:: DATA

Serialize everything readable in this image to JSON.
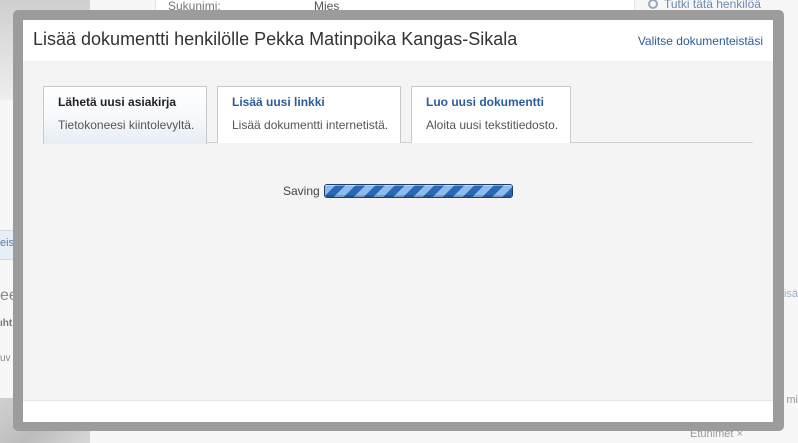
{
  "background": {
    "card_label": "Sukunimi:",
    "card_value": "Mies",
    "research_link": "Tutki tätä henkilöä",
    "left_fragment_1": "eis",
    "left_fragment_2": "ee",
    "left_fragment_3": "ıht",
    "left_fragment_4": "uv",
    "right_fragment_1": "isä",
    "right_fragment_2": "mi",
    "right_fragment_3": "Etunimet ×"
  },
  "modal": {
    "title": "Lisää dokumentti henkilölle Pekka Matinpoika Kangas-Sikala",
    "header_link": "Valitse dokumenteistäsi",
    "tabs": [
      {
        "title": "Lähetä uusi asiakirja",
        "description": "Tietokoneesi kiintolevyltä.",
        "active": true
      },
      {
        "title": "Lisää uusi linkki",
        "description": "Lisää dokumentti internetistä.",
        "active": false
      },
      {
        "title": "Luo uusi dokumentti",
        "description": "Aloita uusi tekstitiedosto.",
        "active": false
      }
    ],
    "saving_label": "Saving",
    "progress_fraction": 1.0
  }
}
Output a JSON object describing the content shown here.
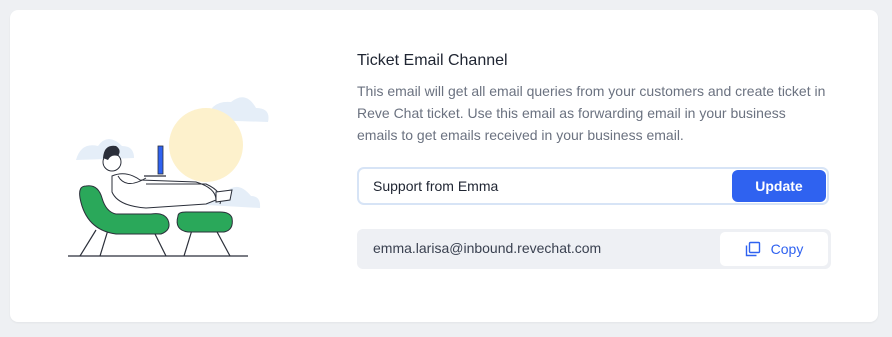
{
  "channel": {
    "title": "Ticket Email Channel",
    "description": "This email will get all email queries from your customers and create ticket in Reve Chat ticket. Use this email as forwarding email in your business emails to get emails received in your business email.",
    "name_input": {
      "value": "Support from Emma",
      "placeholder": ""
    },
    "update_label": "Update",
    "email": "emma.larisa@inbound.revechat.com",
    "copy_label": "Copy"
  },
  "colors": {
    "accent": "#2f62f0",
    "chair": "#2aa85a",
    "sun": "#fdf1cc",
    "cloud": "#e5eef8"
  },
  "icons": {
    "illustration": "person-relaxing-with-laptop",
    "copy": "copy-icon"
  }
}
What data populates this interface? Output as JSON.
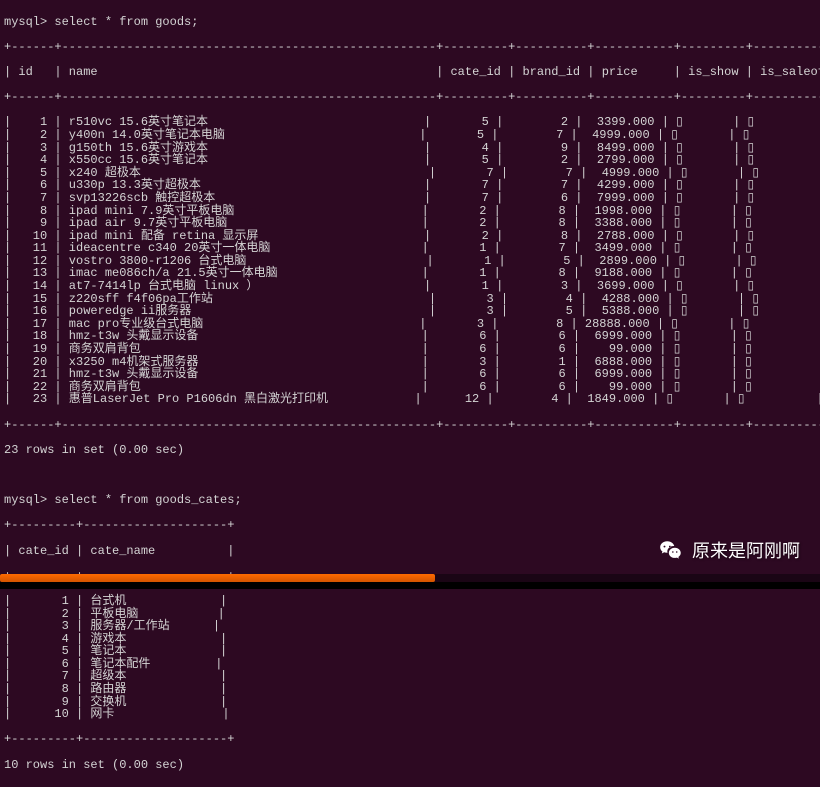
{
  "query1": "mysql> select * from goods;",
  "table1": {
    "headers": [
      "id",
      "name",
      "cate_id",
      "brand_id",
      "price",
      "is_show",
      "is_saleoff"
    ],
    "border_top": "+------+-------------------------------------------+---------+----------+-----------+---------+------------+",
    "header_row": "| id   | name                                      | cate_id | brand_id | price     | is_show | is_saleoff |",
    "rows": [
      {
        "id": "1",
        "name": "r510vc 15.6英寸笔记本",
        "cate_id": "5",
        "brand_id": "2",
        "price": "3399.000"
      },
      {
        "id": "2",
        "name": "y400n 14.0英寸笔记本电脑",
        "cate_id": "5",
        "brand_id": "7",
        "price": "4999.000"
      },
      {
        "id": "3",
        "name": "g150th 15.6英寸游戏本",
        "cate_id": "4",
        "brand_id": "9",
        "price": "8499.000"
      },
      {
        "id": "4",
        "name": "x550cc 15.6英寸笔记本",
        "cate_id": "5",
        "brand_id": "2",
        "price": "2799.000"
      },
      {
        "id": "5",
        "name": "x240 超极本",
        "cate_id": "7",
        "brand_id": "7",
        "price": "4999.000"
      },
      {
        "id": "6",
        "name": "u330p 13.3英寸超极本",
        "cate_id": "7",
        "brand_id": "7",
        "price": "4299.000"
      },
      {
        "id": "7",
        "name": "svp13226scb 触控超极本",
        "cate_id": "7",
        "brand_id": "6",
        "price": "7999.000"
      },
      {
        "id": "8",
        "name": "ipad mini 7.9英寸平板电脑",
        "cate_id": "2",
        "brand_id": "8",
        "price": "1998.000"
      },
      {
        "id": "9",
        "name": "ipad air 9.7英寸平板电脑",
        "cate_id": "2",
        "brand_id": "8",
        "price": "3388.000"
      },
      {
        "id": "10",
        "name": "ipad mini 配备 retina 显示屏",
        "cate_id": "2",
        "brand_id": "8",
        "price": "2788.000"
      },
      {
        "id": "11",
        "name": "ideacentre c340 20英寸一体电脑",
        "cate_id": "1",
        "brand_id": "7",
        "price": "3499.000"
      },
      {
        "id": "12",
        "name": "vostro 3800-r1206 台式电脑",
        "cate_id": "1",
        "brand_id": "5",
        "price": "2899.000"
      },
      {
        "id": "13",
        "name": "imac me086ch/a 21.5英寸一体电脑",
        "cate_id": "1",
        "brand_id": "8",
        "price": "9188.000"
      },
      {
        "id": "14",
        "name": "at7-7414lp 台式电脑 linux ）",
        "cate_id": "1",
        "brand_id": "3",
        "price": "3699.000"
      },
      {
        "id": "15",
        "name": "z220sff f4f06pa工作站",
        "cate_id": "3",
        "brand_id": "4",
        "price": "4288.000"
      },
      {
        "id": "16",
        "name": "poweredge ii服务器",
        "cate_id": "3",
        "brand_id": "5",
        "price": "5388.000"
      },
      {
        "id": "17",
        "name": "mac pro专业级台式电脑",
        "cate_id": "3",
        "brand_id": "8",
        "price": "28888.000"
      },
      {
        "id": "18",
        "name": "hmz-t3w 头戴显示设备",
        "cate_id": "6",
        "brand_id": "6",
        "price": "6999.000"
      },
      {
        "id": "19",
        "name": "商务双肩背包",
        "cate_id": "6",
        "brand_id": "6",
        "price": "99.000"
      },
      {
        "id": "20",
        "name": "x3250 m4机架式服务器",
        "cate_id": "3",
        "brand_id": "1",
        "price": "6888.000"
      },
      {
        "id": "21",
        "name": "hmz-t3w 头戴显示设备",
        "cate_id": "6",
        "brand_id": "6",
        "price": "6999.000"
      },
      {
        "id": "22",
        "name": "商务双肩背包",
        "cate_id": "6",
        "brand_id": "6",
        "price": "99.000"
      },
      {
        "id": "23",
        "name": "惠普LaserJet Pro P1606dn 黑白激光打印机",
        "cate_id": "12",
        "brand_id": "4",
        "price": "1849.000"
      }
    ]
  },
  "result1": "23 rows in set (0.00 sec)",
  "query2": "mysql> select * from goods_cates;",
  "table2": {
    "headers": [
      "cate_id",
      "cate_name"
    ],
    "border": "+---------+-----------------+",
    "header_row": "| cate_id | cate_name       |",
    "rows": [
      {
        "cate_id": "1",
        "cate_name": "台式机"
      },
      {
        "cate_id": "2",
        "cate_name": "平板电脑"
      },
      {
        "cate_id": "3",
        "cate_name": "服务器/工作站"
      },
      {
        "cate_id": "4",
        "cate_name": "游戏本"
      },
      {
        "cate_id": "5",
        "cate_name": "笔记本"
      },
      {
        "cate_id": "6",
        "cate_name": "笔记本配件"
      },
      {
        "cate_id": "7",
        "cate_name": "超级本"
      },
      {
        "cate_id": "8",
        "cate_name": "路由器"
      },
      {
        "cate_id": "9",
        "cate_name": "交换机"
      },
      {
        "cate_id": "10",
        "cate_name": "网卡"
      }
    ]
  },
  "result2": "10 rows in set (0.00 sec)",
  "watermark_text": "原来是阿刚啊"
}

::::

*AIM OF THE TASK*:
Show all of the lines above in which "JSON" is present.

*SOLUTION TO THIS TASK*:
Serialize everything readable in this image to JSON.
Output a JSON object describing the content shown here.
What data populates this interface? Output as JSON.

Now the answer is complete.